[Records from a dataset]
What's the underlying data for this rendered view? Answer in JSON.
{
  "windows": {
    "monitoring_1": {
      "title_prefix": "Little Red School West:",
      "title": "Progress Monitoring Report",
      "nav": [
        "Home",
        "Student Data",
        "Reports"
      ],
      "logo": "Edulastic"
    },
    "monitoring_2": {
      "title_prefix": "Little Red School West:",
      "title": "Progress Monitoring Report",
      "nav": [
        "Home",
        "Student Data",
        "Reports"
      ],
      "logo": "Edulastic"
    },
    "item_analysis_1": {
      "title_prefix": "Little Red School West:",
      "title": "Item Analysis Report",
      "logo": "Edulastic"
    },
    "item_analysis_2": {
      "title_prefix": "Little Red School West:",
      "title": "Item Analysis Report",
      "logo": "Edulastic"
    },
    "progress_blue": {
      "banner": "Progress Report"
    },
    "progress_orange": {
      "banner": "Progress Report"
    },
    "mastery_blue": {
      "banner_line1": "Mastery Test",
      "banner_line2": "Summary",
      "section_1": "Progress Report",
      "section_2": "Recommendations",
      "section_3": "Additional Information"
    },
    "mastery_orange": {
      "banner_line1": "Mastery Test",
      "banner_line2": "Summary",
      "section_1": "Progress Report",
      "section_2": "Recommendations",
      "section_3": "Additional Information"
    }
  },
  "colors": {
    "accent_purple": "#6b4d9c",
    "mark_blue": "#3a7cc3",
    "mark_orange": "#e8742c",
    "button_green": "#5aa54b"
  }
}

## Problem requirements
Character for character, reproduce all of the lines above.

## Solution to the problem
What's the underlying data for this rendered view? Answer in JSON.
{
  "windows": {
    "monitoring_1": {
      "title_prefix": "Little Red School West:",
      "title": "Progress Monitoring Report",
      "nav": [
        "Home",
        "Student Data",
        "Reports"
      ],
      "logo": "Edulastic"
    },
    "monitoring_2": {
      "title_prefix": "Little Red School West:",
      "title": "Progress Monitoring Report",
      "nav": [
        "Home",
        "Student Data",
        "Reports"
      ],
      "logo": "Edulastic"
    },
    "item_analysis_1": {
      "title_prefix": "Little Red School West:",
      "title": "Item Analysis Report",
      "logo": "Edulastic"
    },
    "item_analysis_2": {
      "title_prefix": "Little Red School West:",
      "title": "Item Analysis Report",
      "logo": "Edulastic"
    },
    "progress_blue": {
      "banner": "Progress Report"
    },
    "progress_orange": {
      "banner": "Progress Report"
    },
    "mastery_blue": {
      "banner_line1": "Mastery Test",
      "banner_line2": "Summary",
      "section_1": "Progress Report",
      "section_2": "Recommendations",
      "section_3": "Additional Information"
    },
    "mastery_orange": {
      "banner_line1": "Mastery Test",
      "banner_line2": "Summary",
      "section_1": "Progress Report",
      "section_2": "Recommendations",
      "section_3": "Additional Information"
    }
  },
  "colors": {
    "accent_purple": "#6b4d9c",
    "mark_blue": "#3a7cc3",
    "mark_orange": "#e8742c",
    "button_green": "#5aa54b"
  }
}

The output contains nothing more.